Entries from a dataset of interfaces:
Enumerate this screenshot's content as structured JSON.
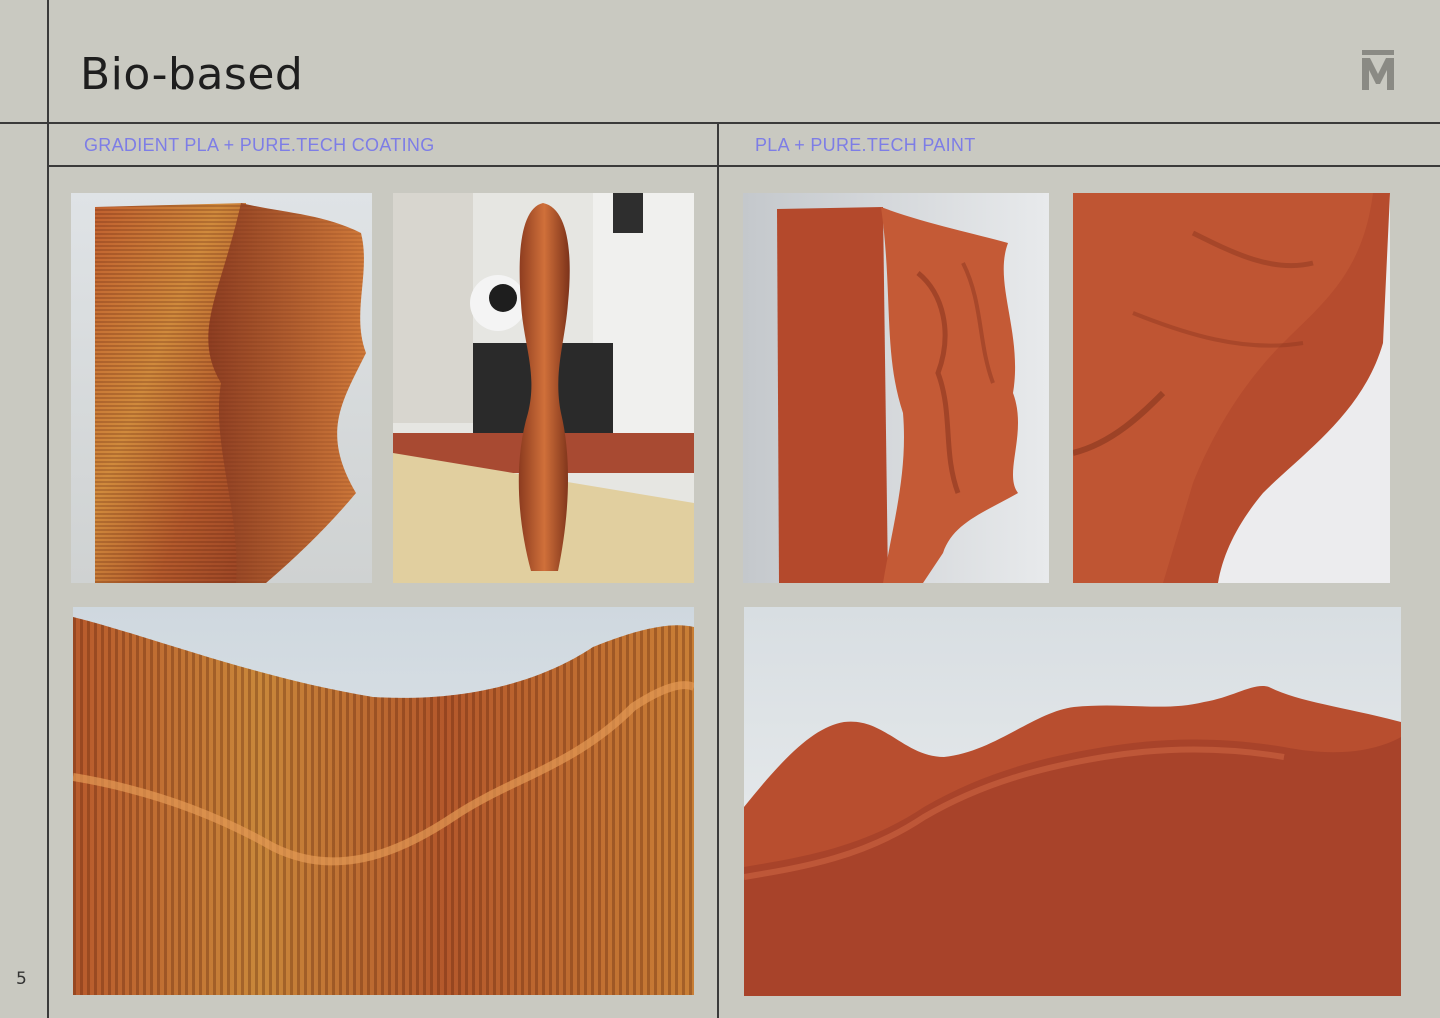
{
  "page": {
    "title": "Bio-based",
    "page_number": "5",
    "logo": "brand-m-logo"
  },
  "sections": [
    {
      "label": "GRADIENT PLA + PURE.TECH COATING"
    },
    {
      "label": "PLA + PURE.TECH PAINT"
    }
  ],
  "colors": {
    "background": "#c9c9c1",
    "rule": "#3a3a3a",
    "section_label": "#7d7de6",
    "terracotta": "#b2482c"
  }
}
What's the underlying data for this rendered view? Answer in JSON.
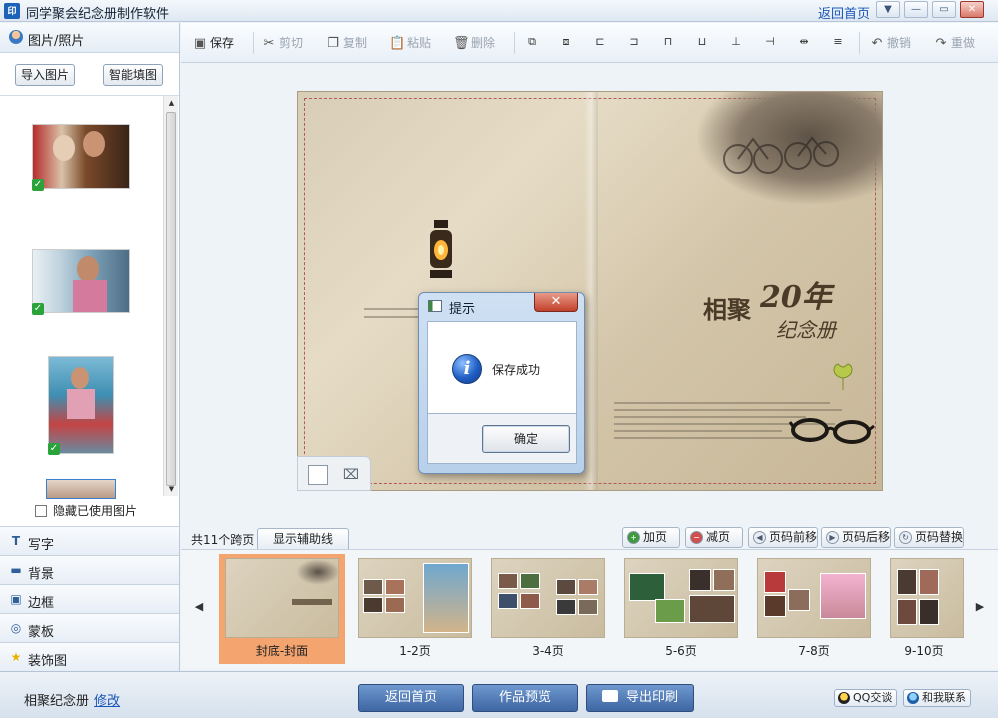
{
  "titlebar": {
    "app_icon_text": "印",
    "title": "同学聚会纪念册制作软件",
    "home_link": "返回首页",
    "buttons": [
      "▼",
      "—",
      "▭",
      "✕"
    ]
  },
  "left_panel": {
    "header": "图片/照片",
    "import_button": "导入图片",
    "smart_fill_button": "智能填图",
    "hide_used_label": "隐藏已使用图片",
    "tools": [
      {
        "label": "写字",
        "icon": "T"
      },
      {
        "label": "背景",
        "icon": "▬"
      },
      {
        "label": "边框",
        "icon": "▣"
      },
      {
        "label": "蒙板",
        "icon": "◎"
      },
      {
        "label": "装饰图",
        "icon": "★"
      }
    ]
  },
  "toolbar": {
    "save": "保存",
    "cut": "剪切",
    "copy": "复制",
    "paste": "粘贴",
    "delete": "删除",
    "undo": "撤销",
    "redo": "重做"
  },
  "cover": {
    "title_main": "相聚",
    "title_year": "20年",
    "title_album": "纪念册"
  },
  "dialog": {
    "title": "提示",
    "close": "✕",
    "message": "保存成功",
    "ok_button": "确定"
  },
  "pagebar": {
    "spread_count": "共11个跨页",
    "guide_button": "显示辅助线",
    "add_page": "加页",
    "remove_page": "减页",
    "page_forward": "页码前移",
    "page_back": "页码后移",
    "page_swap": "页码替换"
  },
  "thumbnails": [
    {
      "label": "封底-封面",
      "selected": true
    },
    {
      "label": "1-2页",
      "selected": false
    },
    {
      "label": "3-4页",
      "selected": false
    },
    {
      "label": "5-6页",
      "selected": false
    },
    {
      "label": "7-8页",
      "selected": false
    },
    {
      "label": "9-10页",
      "selected": false
    }
  ],
  "statusbar": {
    "album_name": "相聚纪念册",
    "edit_link": "修改",
    "home_button": "返回首页",
    "preview_button": "作品预览",
    "export_button": "导出印刷",
    "qq_chat": "QQ交谈",
    "contact": "和我联系"
  },
  "colors": {
    "accent_blue": "#3d66a3",
    "selected_thumb": "#f4a46f",
    "link": "#1a56b8"
  }
}
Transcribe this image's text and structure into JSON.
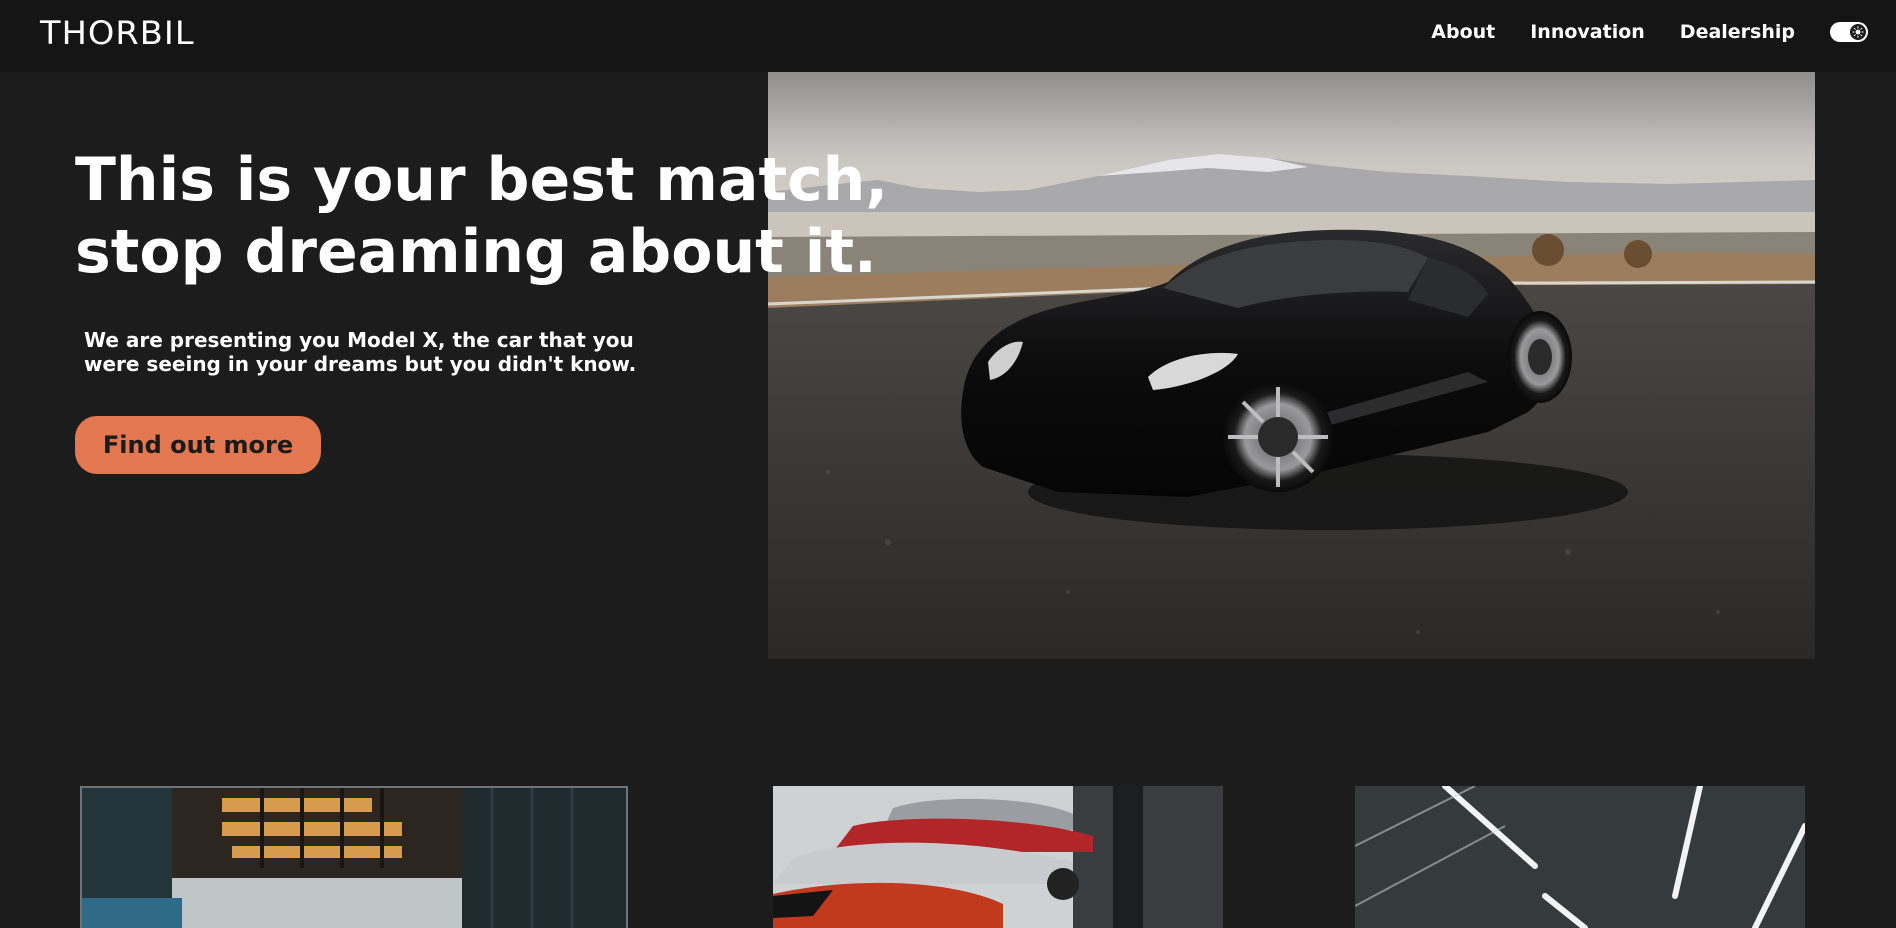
{
  "brand": {
    "logo_text": "THORBIL"
  },
  "nav": {
    "links": [
      "About",
      "Innovation",
      "Dealership"
    ],
    "theme_toggle_icon": "sun-icon"
  },
  "hero": {
    "headline_line1": "This is your best match,",
    "headline_line2": "stop dreaming about it.",
    "subtext_line1": "We are presenting you Model X, the car that you",
    "subtext_line2": "were seeing in your dreams but you didn't know.",
    "cta_label": "Find out more",
    "image_subject": "black sports car on asphalt with snowy mountains"
  },
  "cards": [
    {
      "image_subject": "modern glass building at dusk"
    },
    {
      "image_subject": "row of sports cars in showroom"
    },
    {
      "image_subject": "tunnel ceiling with light strips"
    }
  ],
  "colors": {
    "background": "#1c1c1c",
    "navbar": "#151515",
    "accent": "#e3774f",
    "text": "#ffffff"
  }
}
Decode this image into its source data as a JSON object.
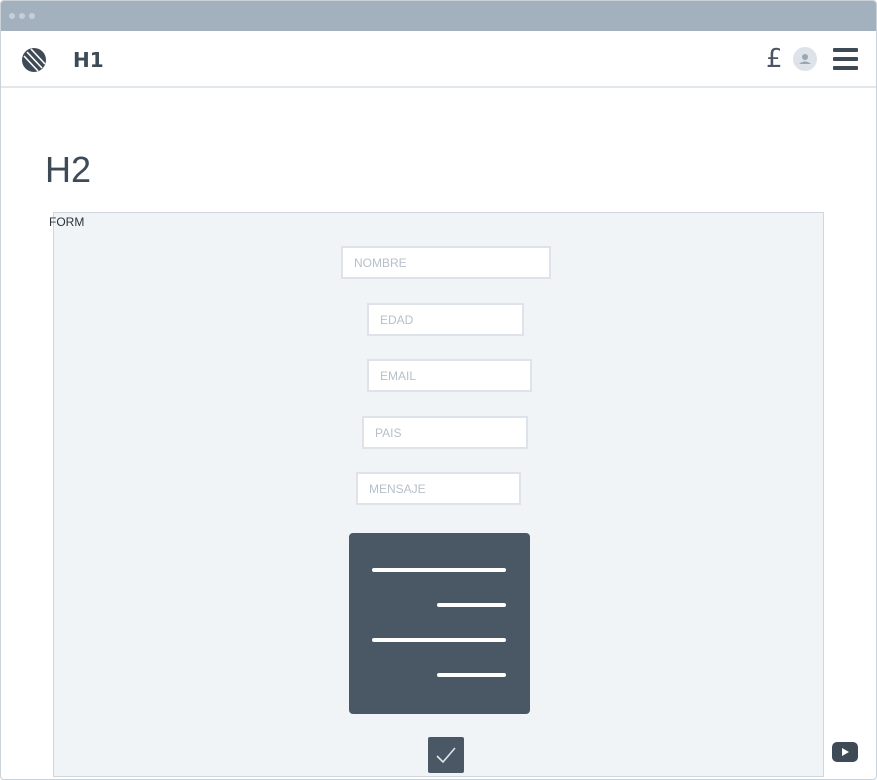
{
  "header": {
    "title": "H1",
    "currency_symbol": "£",
    "logo_icon": "globe-logo-icon",
    "avatar_icon": "user-avatar-icon",
    "menu_icon": "hamburger-menu-icon"
  },
  "page": {
    "heading": "H2"
  },
  "form": {
    "label": "FORM",
    "fields": {
      "nombre": {
        "placeholder": "NOMBRE"
      },
      "edad": {
        "placeholder": "EDAD"
      },
      "email": {
        "placeholder": "EMAIL"
      },
      "pais": {
        "placeholder": "PAIS"
      },
      "mensaje": {
        "placeholder": "MENSAJE"
      }
    },
    "text_block_icon": "align-right-text-icon",
    "checkbox_icon": "checkmark-icon",
    "checked": true
  },
  "footer": {
    "video_icon": "youtube-play-icon"
  },
  "colors": {
    "titlebar": "#a3b1bf",
    "dark": "#4a5866",
    "form_bg": "#f1f4f7"
  }
}
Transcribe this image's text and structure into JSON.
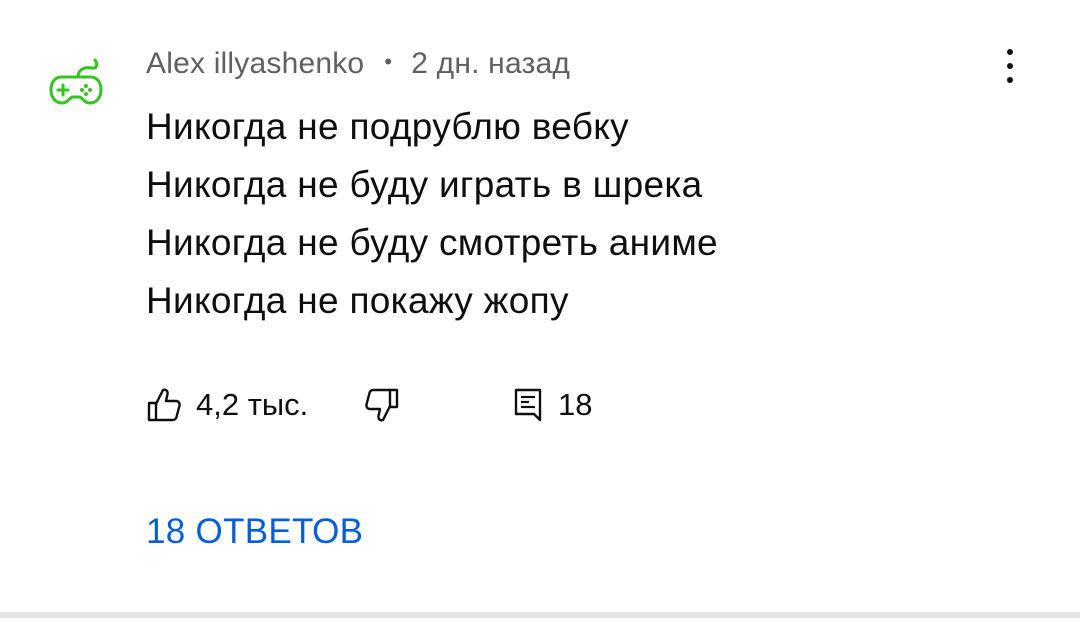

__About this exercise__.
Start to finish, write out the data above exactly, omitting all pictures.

__Written response__.
Enumerate this screenshot's content as structured JSON.
{
  "page": {
    "title": "Bio-based",
    "page_number": "5",
    "logo": "brand-m-logo"
  },
  "sections": [
    {
      "label": "GRADIENT PLA + PURE.TECH COATING"
    },
    {
      "label": "PLA + PURE.TECH PAINT"
    }
  ],
  "colors": {
    "background": "#c9c9c1",
    "rule": "#3a3a3a",
    "section_label": "#7d7de6",
    "terracotta": "#b2482c"
  }
}
What's the underlying data for this rendered view? Answer in JSON.
{
  "titlebar": {
    "app_icon_text": "印",
    "title": "同学聚会纪念册制作软件",
    "home_link": "返回首页",
    "buttons": [
      "▼",
      "—",
      "▭",
      "✕"
    ]
  },
  "left_panel": {
    "header": "图片/照片",
    "import_button": "导入图片",
    "smart_fill_button": "智能填图",
    "hide_used_label": "隐藏已使用图片",
    "tools": [
      {
        "label": "写字",
        "icon": "T"
      },
      {
        "label": "背景",
        "icon": "▬"
      },
      {
        "label": "边框",
        "icon": "▣"
      },
      {
        "label": "蒙板",
        "icon": "◎"
      },
      {
        "label": "装饰图",
        "icon": "★"
      }
    ]
  },
  "toolbar": {
    "save": "保存",
    "cut": "剪切",
    "copy": "复制",
    "paste": "粘贴",
    "delete": "删除",
    "undo": "撤销",
    "redo": "重做"
  },
  "cover": {
    "title_main": "相聚",
    "title_year": "20年",
    "title_album": "纪念册"
  },
  "dialog": {
    "title": "提示",
    "close": "✕",
    "message": "保存成功",
    "ok_button": "确定"
  },
  "pagebar": {
    "spread_count": "共11个跨页",
    "guide_button": "显示辅助线",
    "add_page": "加页",
    "remove_page": "减页",
    "page_forward": "页码前移",
    "page_back": "页码后移",
    "page_swap": "页码替换"
  },
  "thumbnails": [
    {
      "label": "封底-封面",
      "selected": true
    },
    {
      "label": "1-2页",
      "selected": false
    },
    {
      "label": "3-4页",
      "selected": false
    },
    {
      "label": "5-6页",
      "selected": false
    },
    {
      "label": "7-8页",
      "selected": false
    },
    {
      "label": "9-10页",
      "selected": false
    }
  ],
  "statusbar": {
    "album_name": "相聚纪念册",
    "edit_link": "修改",
    "home_button": "返回首页",
    "preview_button": "作品预览",
    "export_button": "导出印刷",
    "qq_chat": "QQ交谈",
    "contact": "和我联系"
  },
  "colors": {
    "accent_blue": "#3d66a3",
    "selected_thumb": "#f4a46f",
    "link": "#1a56b8"
  }
}
Transcribe this image's text and structure into JSON.
{
  "brand": {
    "logo_text": "THORBIL"
  },
  "nav": {
    "links": [
      "About",
      "Innovation",
      "Dealership"
    ],
    "theme_toggle_icon": "sun-icon"
  },
  "hero": {
    "headline_line1": "This is your best match,",
    "headline_line2": "stop dreaming about it.",
    "subtext_line1": "We are presenting you Model X, the car that you",
    "subtext_line2": "were seeing in your dreams but you didn't know.",
    "cta_label": "Find out more",
    "image_subject": "black sports car on asphalt with snowy mountains"
  },
  "cards": [
    {
      "image_subject": "modern glass building at dusk"
    },
    {
      "image_subject": "row of sports cars in showroom"
    },
    {
      "image_subject": "tunnel ceiling with light strips"
    }
  ],
  "colors": {
    "background": "#1c1c1c",
    "navbar": "#151515",
    "accent": "#e3774f",
    "text": "#ffffff"
  }
}
Decode this image into its source data as a JSON object.
{
  "header": {
    "title": "H1",
    "currency_symbol": "£",
    "logo_icon": "globe-logo-icon",
    "avatar_icon": "user-avatar-icon",
    "menu_icon": "hamburger-menu-icon"
  },
  "page": {
    "heading": "H2"
  },
  "form": {
    "label": "FORM",
    "fields": {
      "nombre": {
        "placeholder": "NOMBRE"
      },
      "edad": {
        "placeholder": "EDAD"
      },
      "email": {
        "placeholder": "EMAIL"
      },
      "pais": {
        "placeholder": "PAIS"
      },
      "mensaje": {
        "placeholder": "MENSAJE"
      }
    },
    "text_block_icon": "align-right-text-icon",
    "checkbox_icon": "checkmark-icon",
    "checked": true
  },
  "footer": {
    "video_icon": "youtube-play-icon"
  },
  "colors": {
    "titlebar": "#a3b1bf",
    "dark": "#4a5866",
    "form_bg": "#f1f4f7"
  }
}
Transcribe this image's text and structure into JSON.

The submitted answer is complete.